The answer must be every line of the data that holds the word "free".

Entries from a dataset of interfaces
▽
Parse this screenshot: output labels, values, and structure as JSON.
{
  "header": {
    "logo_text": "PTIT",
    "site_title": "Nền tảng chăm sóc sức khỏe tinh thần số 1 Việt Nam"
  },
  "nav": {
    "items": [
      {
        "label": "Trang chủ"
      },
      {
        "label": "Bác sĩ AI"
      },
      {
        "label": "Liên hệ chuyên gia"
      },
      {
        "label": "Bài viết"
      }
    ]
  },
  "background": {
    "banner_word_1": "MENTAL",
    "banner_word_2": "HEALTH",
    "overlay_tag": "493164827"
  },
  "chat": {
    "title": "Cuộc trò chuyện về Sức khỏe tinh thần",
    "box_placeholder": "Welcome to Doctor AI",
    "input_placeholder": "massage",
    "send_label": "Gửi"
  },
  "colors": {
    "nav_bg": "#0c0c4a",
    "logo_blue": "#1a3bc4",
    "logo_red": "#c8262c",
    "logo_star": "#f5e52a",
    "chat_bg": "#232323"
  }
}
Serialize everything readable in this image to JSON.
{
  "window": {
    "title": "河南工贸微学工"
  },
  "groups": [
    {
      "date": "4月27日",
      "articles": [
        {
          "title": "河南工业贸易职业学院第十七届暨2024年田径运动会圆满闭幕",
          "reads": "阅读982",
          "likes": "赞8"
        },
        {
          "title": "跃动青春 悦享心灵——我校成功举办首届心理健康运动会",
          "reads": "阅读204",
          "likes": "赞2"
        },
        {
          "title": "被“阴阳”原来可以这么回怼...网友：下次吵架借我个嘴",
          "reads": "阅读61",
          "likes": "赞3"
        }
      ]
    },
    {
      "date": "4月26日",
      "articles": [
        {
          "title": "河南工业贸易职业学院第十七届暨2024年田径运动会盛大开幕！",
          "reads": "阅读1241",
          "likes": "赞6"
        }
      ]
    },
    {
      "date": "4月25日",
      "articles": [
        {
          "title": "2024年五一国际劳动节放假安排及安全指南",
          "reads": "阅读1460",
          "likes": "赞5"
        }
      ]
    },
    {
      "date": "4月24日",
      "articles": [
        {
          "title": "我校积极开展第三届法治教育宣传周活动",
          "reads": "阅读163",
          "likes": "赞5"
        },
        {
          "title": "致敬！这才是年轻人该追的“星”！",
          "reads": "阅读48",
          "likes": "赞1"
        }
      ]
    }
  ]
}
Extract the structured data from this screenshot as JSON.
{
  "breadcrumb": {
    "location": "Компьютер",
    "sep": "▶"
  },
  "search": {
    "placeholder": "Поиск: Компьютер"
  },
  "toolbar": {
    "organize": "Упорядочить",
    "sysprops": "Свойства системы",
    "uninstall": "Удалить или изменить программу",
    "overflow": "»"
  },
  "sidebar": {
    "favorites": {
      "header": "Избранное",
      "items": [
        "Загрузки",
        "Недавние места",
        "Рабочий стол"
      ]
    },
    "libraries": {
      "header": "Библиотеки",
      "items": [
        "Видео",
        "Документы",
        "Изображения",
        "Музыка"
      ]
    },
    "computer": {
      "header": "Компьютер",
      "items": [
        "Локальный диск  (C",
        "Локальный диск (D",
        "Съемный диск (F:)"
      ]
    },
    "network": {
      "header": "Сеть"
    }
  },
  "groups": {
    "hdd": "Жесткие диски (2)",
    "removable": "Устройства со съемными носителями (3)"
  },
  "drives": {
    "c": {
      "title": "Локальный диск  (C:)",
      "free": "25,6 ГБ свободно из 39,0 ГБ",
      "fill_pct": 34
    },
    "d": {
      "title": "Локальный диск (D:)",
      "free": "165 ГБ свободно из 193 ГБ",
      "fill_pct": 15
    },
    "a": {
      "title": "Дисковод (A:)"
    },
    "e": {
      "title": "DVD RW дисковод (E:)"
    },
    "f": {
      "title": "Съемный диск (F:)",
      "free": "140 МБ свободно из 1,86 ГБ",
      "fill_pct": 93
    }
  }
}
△
**TASK RESPONSE**
      "free": "25,6 ГБ свободно из 39,0 ГБ",
      "free": "165 ГБ свободно из 193 ГБ",
      "free": "140 МБ свободно из 1,86 ГБ",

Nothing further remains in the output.